--- Work order ---
Where the string "JSON" occurs in a line of the data below, that line should be copied.

--- Data records ---

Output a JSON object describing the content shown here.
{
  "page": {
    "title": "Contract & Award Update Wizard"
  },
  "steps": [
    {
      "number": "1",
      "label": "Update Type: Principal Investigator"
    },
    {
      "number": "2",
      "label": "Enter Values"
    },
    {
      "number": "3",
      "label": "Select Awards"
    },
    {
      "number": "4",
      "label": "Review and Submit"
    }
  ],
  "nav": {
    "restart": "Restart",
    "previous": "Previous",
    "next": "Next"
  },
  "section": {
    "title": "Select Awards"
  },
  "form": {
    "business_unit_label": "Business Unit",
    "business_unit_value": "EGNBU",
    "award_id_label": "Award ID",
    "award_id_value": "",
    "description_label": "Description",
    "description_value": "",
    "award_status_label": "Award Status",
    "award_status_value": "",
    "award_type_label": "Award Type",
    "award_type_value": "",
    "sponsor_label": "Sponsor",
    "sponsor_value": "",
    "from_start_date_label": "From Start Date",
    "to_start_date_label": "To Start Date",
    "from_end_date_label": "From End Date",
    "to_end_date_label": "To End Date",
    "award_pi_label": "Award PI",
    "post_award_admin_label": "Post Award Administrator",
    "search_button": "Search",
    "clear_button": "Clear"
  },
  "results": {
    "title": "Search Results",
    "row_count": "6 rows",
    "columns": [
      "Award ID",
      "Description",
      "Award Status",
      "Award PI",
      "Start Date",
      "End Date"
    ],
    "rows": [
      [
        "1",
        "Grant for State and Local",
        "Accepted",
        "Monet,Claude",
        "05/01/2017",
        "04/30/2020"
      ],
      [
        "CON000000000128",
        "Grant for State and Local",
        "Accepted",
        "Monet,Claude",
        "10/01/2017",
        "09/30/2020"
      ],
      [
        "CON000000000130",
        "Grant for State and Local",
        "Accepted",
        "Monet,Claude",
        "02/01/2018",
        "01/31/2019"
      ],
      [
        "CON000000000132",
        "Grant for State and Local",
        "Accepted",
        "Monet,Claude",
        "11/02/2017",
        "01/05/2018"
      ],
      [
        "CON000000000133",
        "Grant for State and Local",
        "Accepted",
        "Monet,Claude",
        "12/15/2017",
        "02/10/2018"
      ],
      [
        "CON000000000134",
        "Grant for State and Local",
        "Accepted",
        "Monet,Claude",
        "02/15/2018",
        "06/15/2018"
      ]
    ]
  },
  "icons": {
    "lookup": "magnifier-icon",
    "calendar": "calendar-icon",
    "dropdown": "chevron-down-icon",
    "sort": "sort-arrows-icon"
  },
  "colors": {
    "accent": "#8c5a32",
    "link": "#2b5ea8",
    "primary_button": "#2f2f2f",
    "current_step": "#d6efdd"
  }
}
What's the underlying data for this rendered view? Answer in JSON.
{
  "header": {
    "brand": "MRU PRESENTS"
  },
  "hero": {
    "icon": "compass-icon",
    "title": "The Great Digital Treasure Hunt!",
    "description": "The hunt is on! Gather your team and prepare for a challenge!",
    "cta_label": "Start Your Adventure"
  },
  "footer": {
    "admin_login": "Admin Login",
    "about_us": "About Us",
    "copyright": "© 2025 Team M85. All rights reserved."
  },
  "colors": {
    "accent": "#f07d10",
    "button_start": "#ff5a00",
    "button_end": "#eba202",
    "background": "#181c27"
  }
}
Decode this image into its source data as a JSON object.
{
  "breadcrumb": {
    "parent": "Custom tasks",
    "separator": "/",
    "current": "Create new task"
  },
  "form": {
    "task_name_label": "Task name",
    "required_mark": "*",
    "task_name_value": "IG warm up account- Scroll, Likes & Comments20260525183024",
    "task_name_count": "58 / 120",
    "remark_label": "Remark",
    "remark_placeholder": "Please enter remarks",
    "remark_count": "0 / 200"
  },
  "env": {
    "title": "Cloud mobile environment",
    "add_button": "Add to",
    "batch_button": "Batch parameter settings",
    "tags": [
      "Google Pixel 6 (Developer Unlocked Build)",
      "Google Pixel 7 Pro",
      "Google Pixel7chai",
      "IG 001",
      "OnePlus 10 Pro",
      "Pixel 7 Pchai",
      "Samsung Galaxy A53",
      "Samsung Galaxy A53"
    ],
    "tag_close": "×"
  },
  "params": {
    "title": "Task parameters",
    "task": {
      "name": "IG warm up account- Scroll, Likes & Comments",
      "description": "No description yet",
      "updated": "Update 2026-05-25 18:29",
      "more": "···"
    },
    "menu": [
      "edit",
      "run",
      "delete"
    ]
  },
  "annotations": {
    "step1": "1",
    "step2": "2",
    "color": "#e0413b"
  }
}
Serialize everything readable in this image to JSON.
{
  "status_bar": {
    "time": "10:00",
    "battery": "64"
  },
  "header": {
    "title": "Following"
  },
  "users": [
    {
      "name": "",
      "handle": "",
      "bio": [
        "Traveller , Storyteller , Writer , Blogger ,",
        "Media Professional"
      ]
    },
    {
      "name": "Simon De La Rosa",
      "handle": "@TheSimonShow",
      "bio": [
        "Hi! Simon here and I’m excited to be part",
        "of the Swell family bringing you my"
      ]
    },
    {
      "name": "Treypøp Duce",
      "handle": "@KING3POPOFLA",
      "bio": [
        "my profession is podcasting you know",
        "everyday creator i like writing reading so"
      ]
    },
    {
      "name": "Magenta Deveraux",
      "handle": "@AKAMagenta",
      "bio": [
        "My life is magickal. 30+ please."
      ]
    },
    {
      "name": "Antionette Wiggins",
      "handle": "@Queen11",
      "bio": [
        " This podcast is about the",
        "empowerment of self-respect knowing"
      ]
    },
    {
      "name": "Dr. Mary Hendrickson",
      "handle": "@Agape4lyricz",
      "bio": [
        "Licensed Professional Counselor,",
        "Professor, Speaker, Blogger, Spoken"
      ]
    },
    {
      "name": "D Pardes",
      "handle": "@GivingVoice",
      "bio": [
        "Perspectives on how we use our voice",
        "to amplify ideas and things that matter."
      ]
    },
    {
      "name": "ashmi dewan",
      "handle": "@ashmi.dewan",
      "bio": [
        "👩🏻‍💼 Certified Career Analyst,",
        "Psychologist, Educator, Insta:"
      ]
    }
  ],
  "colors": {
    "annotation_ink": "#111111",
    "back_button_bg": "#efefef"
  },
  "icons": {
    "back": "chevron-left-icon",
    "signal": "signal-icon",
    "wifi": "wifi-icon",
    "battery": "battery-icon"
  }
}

--- Task output ---
Output a JSON object describing the content shown here.
What's the underlying data for this rendered view? Answer in JSON.
Decode this image into its source data as a JSON object.
Serialize everything readable in this image to JSON.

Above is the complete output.